COVID-19 is a respiratory illness that spreads through droplets in people’s coughs and sneezes. It is caused by the dissemination of aerosols that remain infectious when suspended in air over long distances and time.
Therefore, being with an infected person in a closed indoor space poses greater risks to your health and increases your chances of catching COVID-19 virus. While the person may not be aware of his condition, when they cough or sneeze, they’re likely to contaminate the surfaces they touch, which when touched by others can cause the spread of COVID-19.
Airborne transmission can pose greater COVID-19 risks in indoor spaces
The viral transmission of COVID-19 through airborne microdroplets has been in discussion for a long time now. In contrast to the respiratory droplets while sneezing or coughing, airborne transmission can pose greater harm to people indoors. As the novel coronavirus has the tendency to remain in the surroundings for a long period of time, it makes enclosed spaces all the more dangerous and infectious than outdoor areas. However, experts are yet to determine the risks posed by airborne transmissions.
Are masks and good ventilation more effective in containing COVID-19 spread?
Whether you’re indoors or outdoors, precautionary measures remain the same for both. From maintaining social distance to wearing masks and disinfecting surfaces, one must follow all these guidelines for the safety of others and oneself. However, according to the Centers for Disease Control and Prevention (CDC), good ventilation and devices that maximize airflow can also prevent COVID-19 from spreading indoors.
According to study

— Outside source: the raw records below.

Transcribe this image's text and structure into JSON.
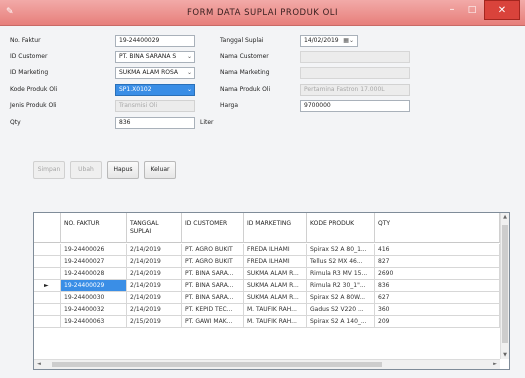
{
  "window": {
    "title": "FORM DATA SUPLAI PRODUK OLI",
    "minimize_glyph": "–",
    "maximize_glyph": "□",
    "close_glyph": "✕",
    "close_color": "#d9433b",
    "title_bar_color": "#ec9895"
  },
  "form": {
    "no_faktur_label": "No. Faktur",
    "no_faktur_value": "19-24400029",
    "id_customer_label": "ID Customer",
    "id_customer_value": "PT. BINA SARANA S",
    "id_marketing_label": "ID Marketing",
    "id_marketing_value": "SUKMA ALAM ROSA",
    "kode_produk_label": "Kode Produk Oli",
    "kode_produk_value": "SP1.X0102",
    "jenis_produk_label": "Jenis Produk Oli",
    "jenis_produk_placeholder": "Transmisi Oli",
    "qty_label": "Qty",
    "qty_value": "836",
    "qty_unit": "Liter",
    "tanggal_label": "Tanggal Suplai",
    "tanggal_value": "14/02/2019",
    "nama_customer_label": "Nama Customer",
    "nama_marketing_label": "Nama Marketing",
    "nama_produk_label": "Nama Produk Oli",
    "nama_produk_placeholder": "Pertamina Fastron 17.000L",
    "harga_label": "Harga",
    "harga_value": "9700000"
  },
  "buttons": {
    "simpan": "Simpan",
    "ubah": "Ubah",
    "hapus": "Hapus",
    "keluar": "Keluar"
  },
  "grid": {
    "selected_color": "#3a8ee6",
    "columns": [
      "NO. FAKTUR",
      "TANGGAL SUPLAI",
      "ID CUSTOMER",
      "ID MARKETING",
      "KODE PRODUK",
      "QTY"
    ],
    "rows": [
      [
        "19-24400026",
        "2/14/2019",
        "PT. AGRO BUKIT",
        "FREDA ILHAMI",
        "Spirax S2 A 80_1...",
        "416"
      ],
      [
        "19-24400027",
        "2/14/2019",
        "PT. AGRO BUKIT",
        "FREDA ILHAMI",
        "Tellus S2 MX 46...",
        "827"
      ],
      [
        "19-24400028",
        "2/14/2019",
        "PT. BINA SARA...",
        "SUKMA ALAM R...",
        "Rimula R3 MV 15...",
        "2690"
      ],
      [
        "19-24400029",
        "2/14/2019",
        "PT. BINA SARA...",
        "SUKMA ALAM R...",
        "Rimula R2 30_1\"...",
        "836"
      ],
      [
        "19-24400030",
        "2/14/2019",
        "PT. BINA SARA...",
        "SUKMA ALAM R...",
        "Spirax S2 A 80W...",
        "627"
      ],
      [
        "19-24400032",
        "2/14/2019",
        "PT. KEPID TEC...",
        "M. TAUFIK RAH...",
        "Gadus S2 V220 ...",
        "360"
      ],
      [
        "19-24400063",
        "2/15/2019",
        "PT. GAWI MAK...",
        "M. TAUFIK RAH...",
        "Spirax S2 A 140_...",
        "209"
      ]
    ],
    "selected_row_indicator": "►"
  }
}
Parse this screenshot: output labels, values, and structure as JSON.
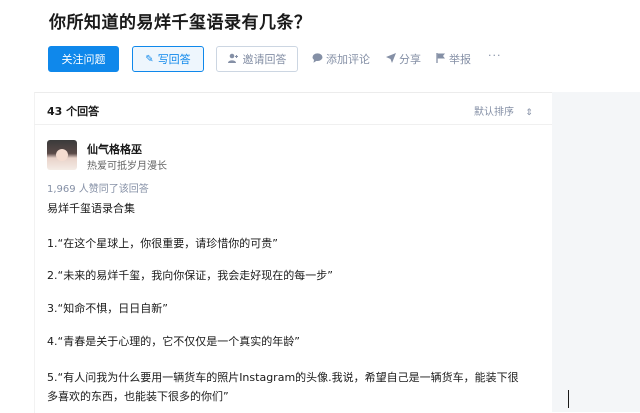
{
  "question": {
    "title": "你所知道的易烊千玺语录有几条？"
  },
  "actions": {
    "follow": "关注问题",
    "write": "写回答",
    "invite": "邀请回答",
    "comment": "添加评论",
    "share": "分享",
    "report": "举报",
    "more": "···"
  },
  "answers": {
    "count": "43 个回答",
    "sort": "默认排序",
    "sort_icon": "⇕"
  },
  "answer": {
    "author": {
      "name": "仙气格格巫",
      "bio": "热爱可抵岁月漫长"
    },
    "votes": "1,969 人赞同了该回答",
    "lines": [
      "易烊千玺语录合集",
      "1.“在这个星球上，你很重要，请珍惜你的可贵”",
      "2.“未来的易烊千玺，我向你保证，我会走好现在的每一步”",
      "3.“知命不惧，日日自新”",
      "4.“青春是关于心理的，它不仅仅是一个真实的年龄”",
      "5.“有人问我为什么要用一辆货车的照片Instagram的头像.我说，希望自己是一辆货车，能装下很",
      "多喜欢的东西，也能装下很多的你们”"
    ]
  },
  "icons": {
    "write": "pencil-icon",
    "invite": "add-user-icon",
    "comment": "comment-bubble-icon",
    "share": "paper-plane-icon",
    "report": "flag-icon"
  },
  "colors": {
    "primary": "#0f88eb",
    "muted": "#8590a6"
  }
}
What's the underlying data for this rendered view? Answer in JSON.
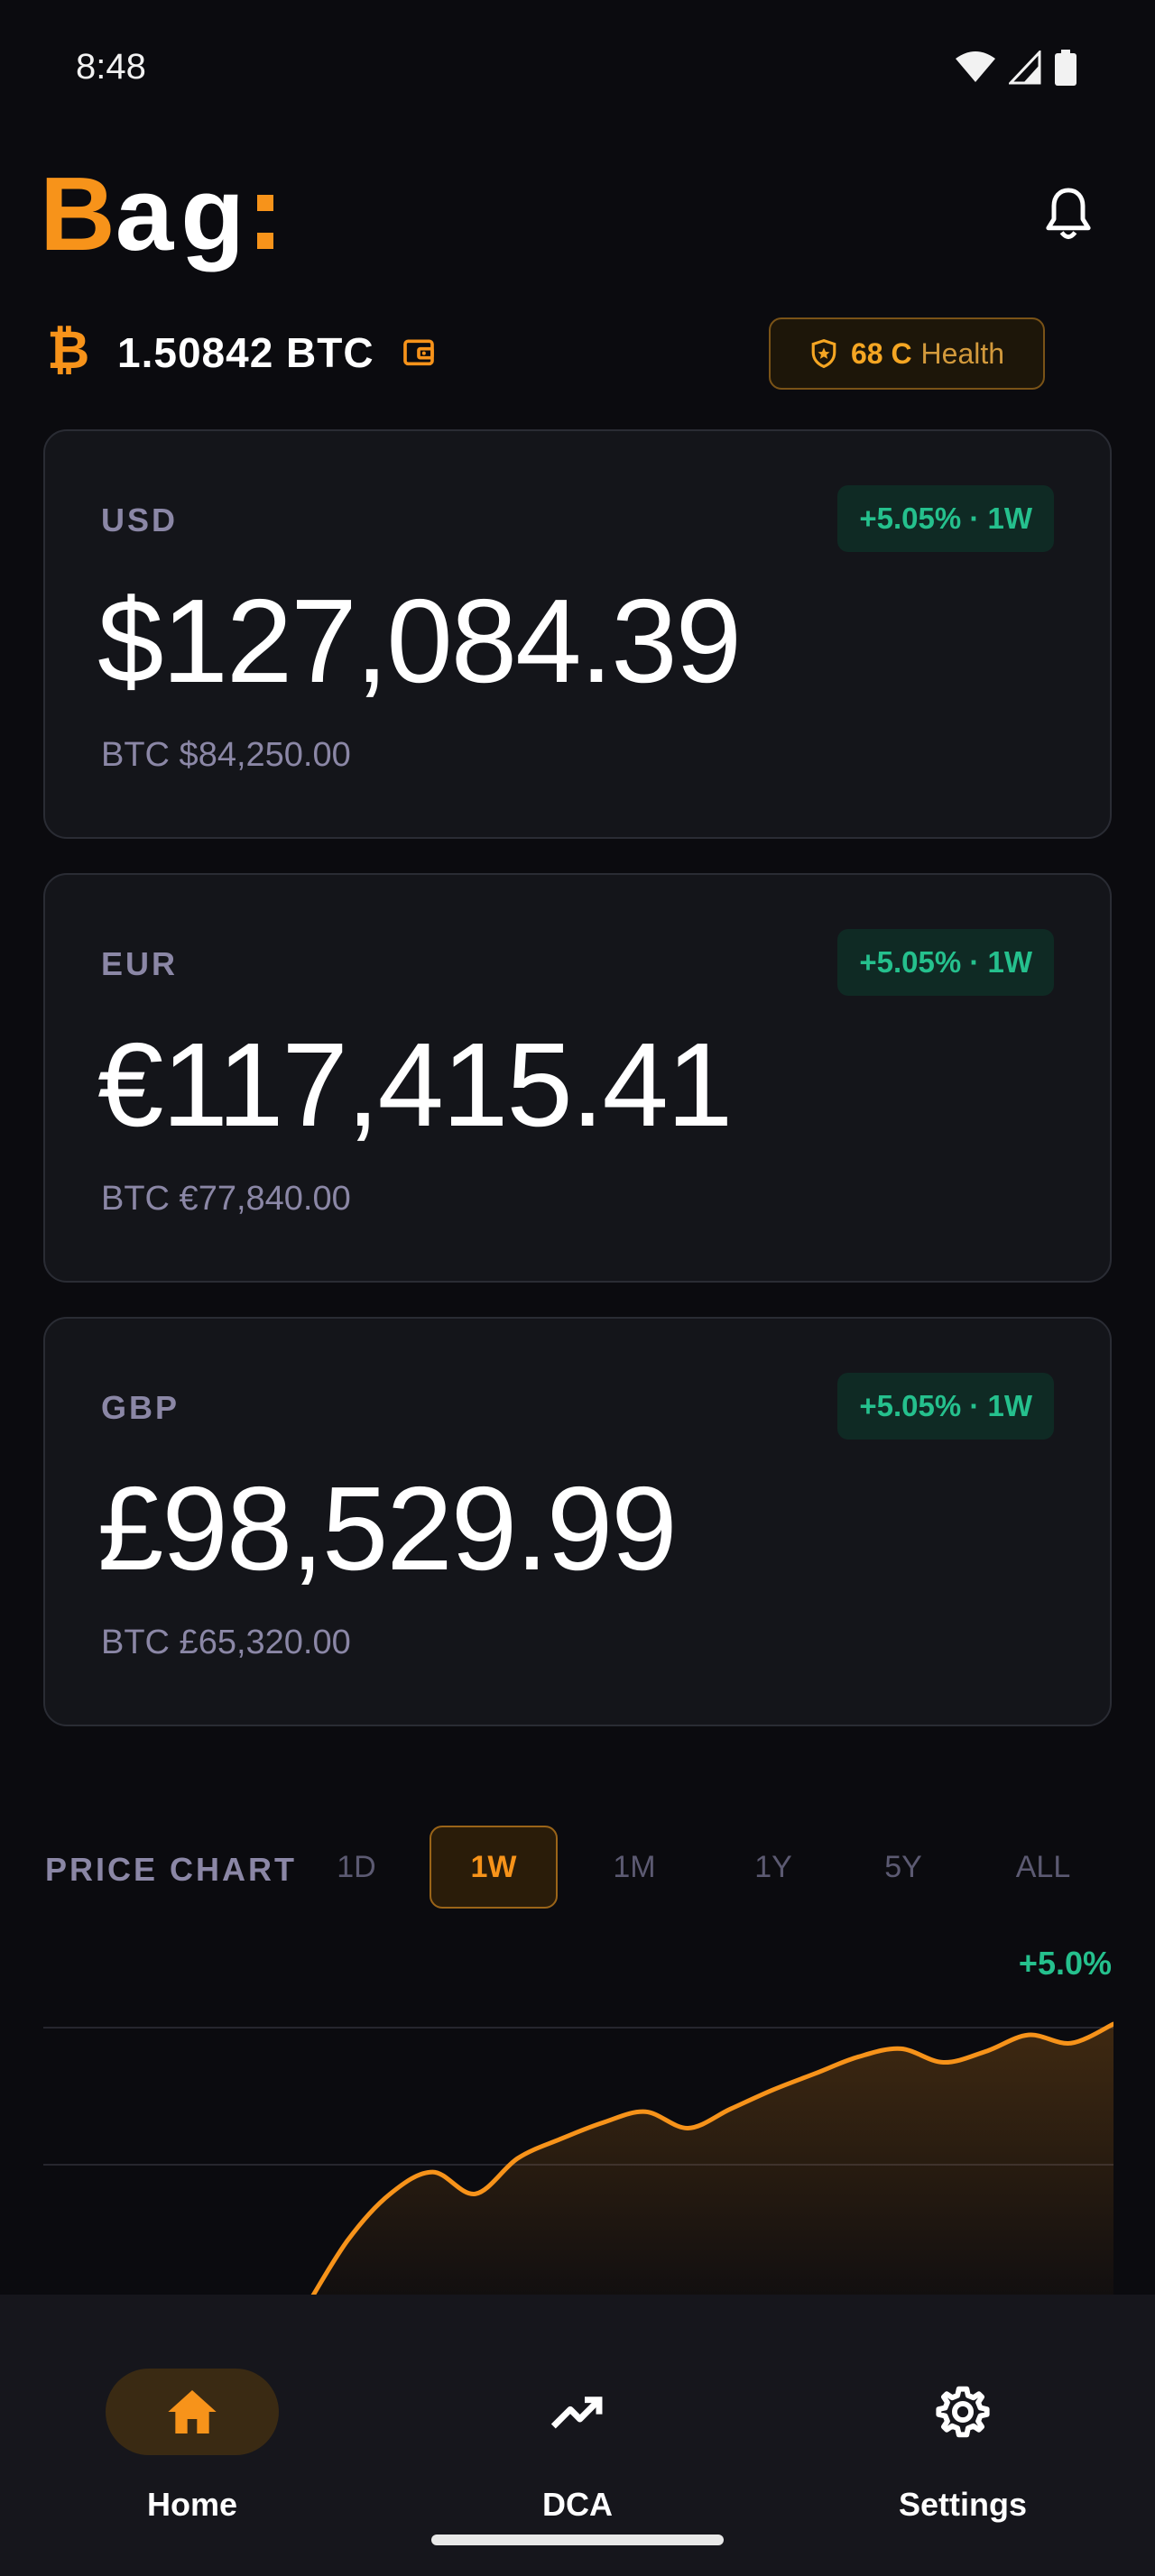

As per a study published in the journal Physics of Fluids, researchers found that masks and a good ventilation system are more crucial and provides better results than social distancing for containing the airborne spread of COVID-19 infections indoors. The scientist prepared a computer model of a classroom with students and a teacher and then facilitated airflow and disease transmission, and calculated the risks of airborne transmission.
In the model, where the classroom was 709 square feet with 9-foot-tall ceilings, students were masked and the teacher at the front of the class also wore a mask.
“The study finds that aerosol transmission routes do not display a need for six feet social distancing when masks are mandated,” said Michael Kinzel, an assistant professor at the University of Central Florida in the US.
According to Kinzel, “The research is important as it provides guidance on how we are understanding safety in indoor environments.”
Similarly, the team of researchers evaluated a ventilated classroom and an unventilated one. The researchers found that a ventilation system with a good air filter minimized the risk of infection by 40 to 50 percent as compared to a classroom with no ventilation.
While the study suggests that masks and good ventilation can be more effective than social distancing in stopping the spread of COVID-19 infections, it is important that we practice social distancing too. Especially at a time when COVID-19 cases are at a surge, following all health measures are crucial to contain the spread of the virus. Simultaneously, keep wearing well-fitted masks and facilitate a good ventilation system at your homes.